Stories and warnings often circulate online, and offline, about online scares or suicide challenges which are alleged to have encouraged children to engage in harmful activities. Most have been found to be hoaxes, fake news or wildly exaggerated stories, however it is important that the children and young people you work with know how to seek help should they require it.
One of our core values is not to frighten or scare-monger. Therefore, we do not advise sending warnings out to parents and carers or publicising issues on your newsletters or social media pages. Whilst sharing warnings is often done with good intentions, it can pose risks.
Seeing or hearing about this content can be distressing for both children and their families. If a child has not heard about the scare, it can make them curious, and they may look for the content online which they could find upsetting. By publicising there is also a risk that an individual will create a website with harmful content based around the scare.
We suggest, that if parents or carers come to you directly, worried about information they have seen or heard about a scare, you should signpost them to our article, which contains further information and links to other resources.
Our key message for parents and carers is to remind their children that if they ever see something online that frightens or worries them, or been approached by someone they don’t know who makes them feel uncomfortable, they should talk to a trusted adult about this.
If a child, or their families come to you with a concern that their child may have seen, or been involved in, a viral scare or suicide challenge, you should follow your safeguarding procedures. With the schools summer holidays upon us, you can also remind parents and carers that as well as reading the Thinkuknow article, they can report content directly on the platform or service they are using. If they are concerned about contact made to their child online, they can also report to CEOP www.ceop.police.uk/safety-centre or contact their local police force.
Don’t forget, we are still here and our #OnlineSafetyatHome campaign continues over the summer.
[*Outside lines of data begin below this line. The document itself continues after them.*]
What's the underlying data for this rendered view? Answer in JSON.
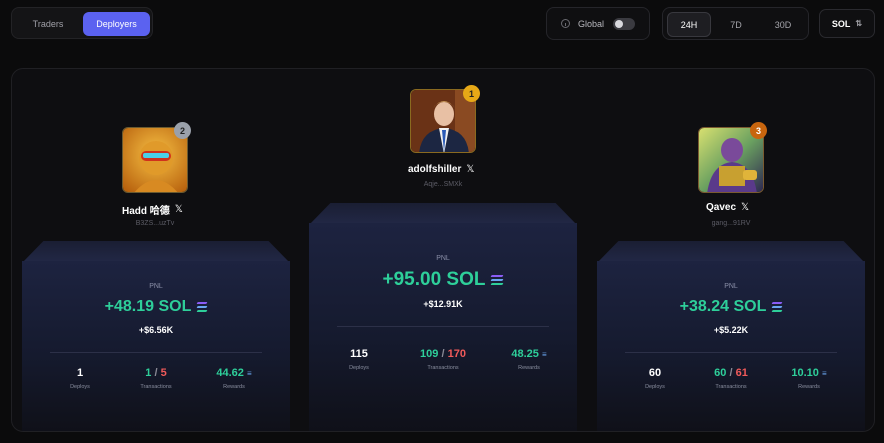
{
  "tabs": {
    "traders": "Traders",
    "deployers": "Deployers"
  },
  "global": {
    "label": "Global"
  },
  "periods": {
    "p24h": "24H",
    "p7d": "7D",
    "p30d": "30D"
  },
  "currency": {
    "label": "SOL",
    "sort_icon": "⇅"
  },
  "leaders": {
    "first": {
      "rank": "1",
      "name": "adolfshiller",
      "address": "Aqje...SMXk",
      "pnl_label": "PNL",
      "pnl_sol": "+95.00 SOL",
      "pnl_usd": "+$12.91K",
      "deploys": "115",
      "deploys_label": "Deploys",
      "tx_success": "109",
      "tx_separator": "/",
      "tx_total": "170",
      "tx_label": "Transactions",
      "rewards": "48.25",
      "rewards_label": "Rewards"
    },
    "second": {
      "rank": "2",
      "name": "Hadd 哈德",
      "address": "B3ZS...uzTv",
      "pnl_label": "PNL",
      "pnl_sol": "+48.19 SOL",
      "pnl_usd": "+$6.56K",
      "deploys": "1",
      "deploys_label": "Deploys",
      "tx_success": "1",
      "tx_separator": "/",
      "tx_total": "5",
      "tx_label": "Transactions",
      "rewards": "44.62",
      "rewards_label": "Rewards"
    },
    "third": {
      "rank": "3",
      "name": "Qavec",
      "address": "gang...91RV",
      "pnl_label": "PNL",
      "pnl_sol": "+38.24 SOL",
      "pnl_usd": "+$5.22K",
      "deploys": "60",
      "deploys_label": "Deploys",
      "tx_success": "60",
      "tx_separator": "/",
      "tx_total": "61",
      "tx_label": "Transactions",
      "rewards": "10.10",
      "rewards_label": "Rewards"
    }
  },
  "icons": {
    "x": "𝕏",
    "info": "info-icon",
    "solana": "solana-icon"
  },
  "colors": {
    "accent": "#5b62f0",
    "positive": "#2ecf9a",
    "negative": "#f05a5a",
    "gold": "#e6a817",
    "silver": "#9aa0aa",
    "bronze": "#c8650e"
  }
}
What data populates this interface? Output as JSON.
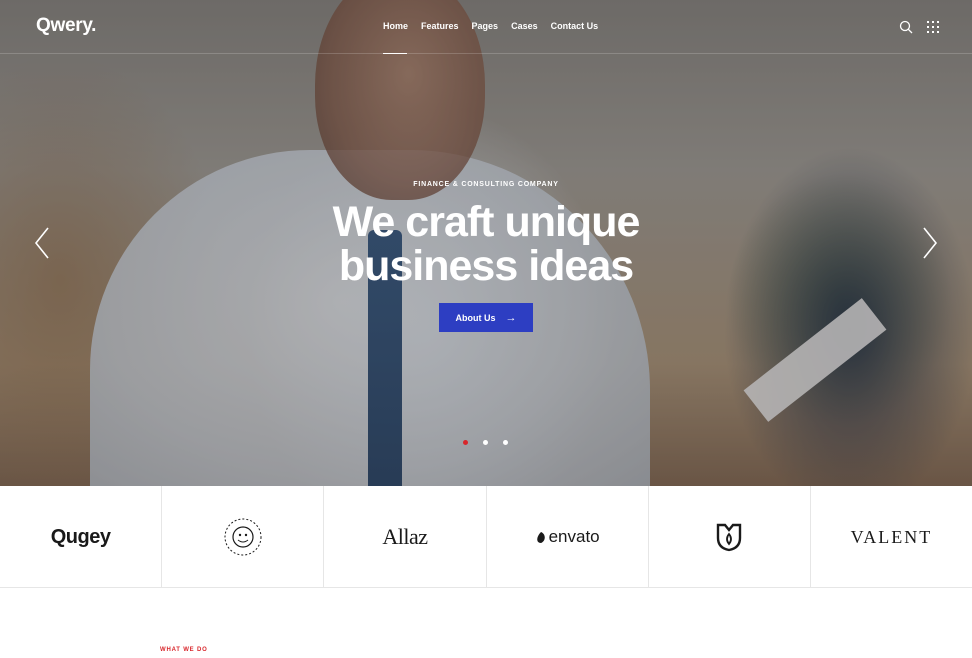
{
  "header": {
    "logo": "Qwery.",
    "nav": [
      "Home",
      "Features",
      "Pages",
      "Cases",
      "Contact Us"
    ],
    "icons": [
      "search-icon",
      "grid-menu-icon"
    ]
  },
  "hero": {
    "eyebrow": "FINANCE & CONSULTING COMPANY",
    "headline_line1": "We craft unique",
    "headline_line2": "business ideas",
    "cta_label": "About Us",
    "slides_total": 3,
    "active_slide": 1,
    "accent": "#2d3ec2",
    "dot_active_color": "#d8262b"
  },
  "partners": [
    "Qugey",
    "Bulldog - Hard to be yours",
    "Allaz",
    "envato",
    "shield-logo",
    "VALENT"
  ],
  "section": {
    "label": "WHAT WE DO"
  }
}
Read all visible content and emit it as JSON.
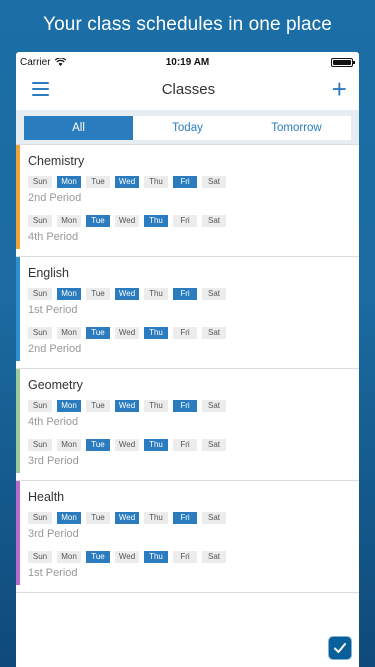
{
  "headline": "Your class schedules in one place",
  "status": {
    "carrier": "Carrier",
    "time": "10:19 AM",
    "battery_percent": 100
  },
  "nav": {
    "title": "Classes"
  },
  "tabs": [
    {
      "label": "All",
      "active": true
    },
    {
      "label": "Today",
      "active": false
    },
    {
      "label": "Tomorrow",
      "active": false
    }
  ],
  "day_names": [
    "Sun",
    "Mon",
    "Tue",
    "Wed",
    "Thu",
    "Fri",
    "Sat"
  ],
  "classes": [
    {
      "name": "Chemistry",
      "color": "#f0a33a",
      "schedules": [
        {
          "days": [
            false,
            true,
            false,
            true,
            false,
            true,
            false
          ],
          "period": "2nd Period"
        },
        {
          "days": [
            false,
            false,
            true,
            false,
            true,
            false,
            false
          ],
          "period": "4th Period"
        }
      ]
    },
    {
      "name": "English",
      "color": "#2e8fd0",
      "schedules": [
        {
          "days": [
            false,
            true,
            false,
            true,
            false,
            true,
            false
          ],
          "period": "1st Period"
        },
        {
          "days": [
            false,
            false,
            true,
            false,
            true,
            false,
            false
          ],
          "period": "2nd Period"
        }
      ]
    },
    {
      "name": "Geometry",
      "color": "#9ccc9b",
      "schedules": [
        {
          "days": [
            false,
            true,
            false,
            true,
            false,
            true,
            false
          ],
          "period": "4th Period"
        },
        {
          "days": [
            false,
            false,
            true,
            false,
            true,
            false,
            false
          ],
          "period": "3rd Period"
        }
      ]
    },
    {
      "name": "Health",
      "color": "#b56bc8",
      "schedules": [
        {
          "days": [
            false,
            true,
            false,
            true,
            false,
            true,
            false
          ],
          "period": "3rd Period"
        },
        {
          "days": [
            false,
            false,
            true,
            false,
            true,
            false,
            false
          ],
          "period": "1st Period"
        }
      ]
    }
  ],
  "colors": {
    "accent": "#2a7cbf",
    "inactive_day": "#ececec"
  },
  "icons": {
    "menu": "hamburger-icon",
    "add": "plus-icon",
    "wifi": "wifi-icon",
    "battery": "battery-icon",
    "app_badge": "checkmark-badge-icon"
  }
}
We will be providing support for parents and carers through new video guides, articles and short activities to encourage conversations about online safety. so encourage parents and carers to follow us on Facebook or Twitter, and look out for updates.
CEOP Education Team